## EXERCISE OBJECTIVE
Each line of the data holding "structure" should be found and copied.

== EXERCISE INPUTS ==

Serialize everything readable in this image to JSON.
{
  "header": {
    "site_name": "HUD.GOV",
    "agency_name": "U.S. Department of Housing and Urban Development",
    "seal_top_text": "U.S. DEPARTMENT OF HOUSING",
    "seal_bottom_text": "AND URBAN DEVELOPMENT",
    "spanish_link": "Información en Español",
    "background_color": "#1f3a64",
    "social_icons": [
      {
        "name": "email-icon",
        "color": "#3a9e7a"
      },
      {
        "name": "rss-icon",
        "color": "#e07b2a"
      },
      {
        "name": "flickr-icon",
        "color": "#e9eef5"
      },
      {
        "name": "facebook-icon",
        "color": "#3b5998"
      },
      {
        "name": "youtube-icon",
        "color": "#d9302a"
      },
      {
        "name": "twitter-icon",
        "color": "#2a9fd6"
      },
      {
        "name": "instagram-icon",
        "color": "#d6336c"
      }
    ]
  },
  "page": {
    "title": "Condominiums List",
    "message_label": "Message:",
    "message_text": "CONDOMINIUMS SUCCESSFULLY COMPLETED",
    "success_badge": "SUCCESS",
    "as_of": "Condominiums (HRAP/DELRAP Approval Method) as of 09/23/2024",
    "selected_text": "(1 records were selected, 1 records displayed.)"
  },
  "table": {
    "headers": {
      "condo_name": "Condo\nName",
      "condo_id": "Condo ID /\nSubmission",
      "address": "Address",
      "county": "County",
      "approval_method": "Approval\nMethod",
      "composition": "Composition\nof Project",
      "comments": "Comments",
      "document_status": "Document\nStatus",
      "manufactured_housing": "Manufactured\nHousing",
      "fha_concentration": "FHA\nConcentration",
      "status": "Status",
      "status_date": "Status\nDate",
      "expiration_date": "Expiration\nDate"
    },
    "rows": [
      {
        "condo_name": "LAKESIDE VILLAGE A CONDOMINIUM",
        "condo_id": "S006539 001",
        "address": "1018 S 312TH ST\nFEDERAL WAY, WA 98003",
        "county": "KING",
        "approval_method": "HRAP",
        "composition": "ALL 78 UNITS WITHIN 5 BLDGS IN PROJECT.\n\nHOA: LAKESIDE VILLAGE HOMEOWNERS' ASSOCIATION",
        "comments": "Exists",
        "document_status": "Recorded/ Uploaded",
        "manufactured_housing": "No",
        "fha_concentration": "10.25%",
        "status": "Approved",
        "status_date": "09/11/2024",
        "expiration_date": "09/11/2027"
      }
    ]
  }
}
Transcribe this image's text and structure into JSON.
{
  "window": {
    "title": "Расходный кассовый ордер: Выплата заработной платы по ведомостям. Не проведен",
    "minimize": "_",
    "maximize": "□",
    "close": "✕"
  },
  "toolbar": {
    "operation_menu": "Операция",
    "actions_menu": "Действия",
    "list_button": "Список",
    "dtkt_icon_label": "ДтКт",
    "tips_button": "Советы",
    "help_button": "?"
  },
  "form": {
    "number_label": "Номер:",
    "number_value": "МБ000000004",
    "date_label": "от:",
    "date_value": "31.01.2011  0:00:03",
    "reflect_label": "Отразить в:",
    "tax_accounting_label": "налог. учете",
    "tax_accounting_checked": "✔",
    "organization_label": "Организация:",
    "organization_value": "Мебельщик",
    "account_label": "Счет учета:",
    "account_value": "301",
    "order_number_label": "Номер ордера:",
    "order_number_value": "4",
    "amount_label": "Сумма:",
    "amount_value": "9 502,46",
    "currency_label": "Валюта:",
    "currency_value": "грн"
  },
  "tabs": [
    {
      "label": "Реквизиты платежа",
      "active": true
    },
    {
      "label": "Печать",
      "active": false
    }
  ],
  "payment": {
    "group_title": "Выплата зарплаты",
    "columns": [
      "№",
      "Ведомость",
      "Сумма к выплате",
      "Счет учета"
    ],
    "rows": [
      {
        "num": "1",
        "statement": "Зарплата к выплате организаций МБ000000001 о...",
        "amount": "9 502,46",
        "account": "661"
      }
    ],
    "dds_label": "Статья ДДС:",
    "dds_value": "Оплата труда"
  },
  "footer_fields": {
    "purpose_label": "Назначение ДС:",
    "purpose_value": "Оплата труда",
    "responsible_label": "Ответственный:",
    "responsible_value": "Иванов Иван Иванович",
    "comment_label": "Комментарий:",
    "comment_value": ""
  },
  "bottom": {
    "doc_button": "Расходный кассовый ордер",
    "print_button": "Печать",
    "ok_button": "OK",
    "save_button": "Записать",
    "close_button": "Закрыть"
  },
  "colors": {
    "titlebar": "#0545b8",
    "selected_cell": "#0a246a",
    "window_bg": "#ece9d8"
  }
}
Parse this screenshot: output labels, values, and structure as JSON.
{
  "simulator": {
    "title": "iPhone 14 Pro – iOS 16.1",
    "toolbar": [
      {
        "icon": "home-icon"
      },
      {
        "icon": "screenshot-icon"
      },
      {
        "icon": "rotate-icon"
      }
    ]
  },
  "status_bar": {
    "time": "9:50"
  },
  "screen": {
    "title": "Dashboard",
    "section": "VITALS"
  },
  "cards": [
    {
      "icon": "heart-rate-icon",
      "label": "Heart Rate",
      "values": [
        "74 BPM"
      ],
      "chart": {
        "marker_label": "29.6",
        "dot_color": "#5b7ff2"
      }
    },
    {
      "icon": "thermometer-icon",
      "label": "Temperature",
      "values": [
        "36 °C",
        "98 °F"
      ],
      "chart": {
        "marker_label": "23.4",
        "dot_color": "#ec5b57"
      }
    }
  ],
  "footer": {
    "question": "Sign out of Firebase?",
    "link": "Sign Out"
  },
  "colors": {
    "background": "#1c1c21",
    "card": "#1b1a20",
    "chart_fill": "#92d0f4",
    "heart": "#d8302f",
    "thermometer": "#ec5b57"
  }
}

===

## SOLVED PROBLEM
Transcribe this image's text and structure into JSON.
Parse this screenshot: output labels, values, and structure as JSON.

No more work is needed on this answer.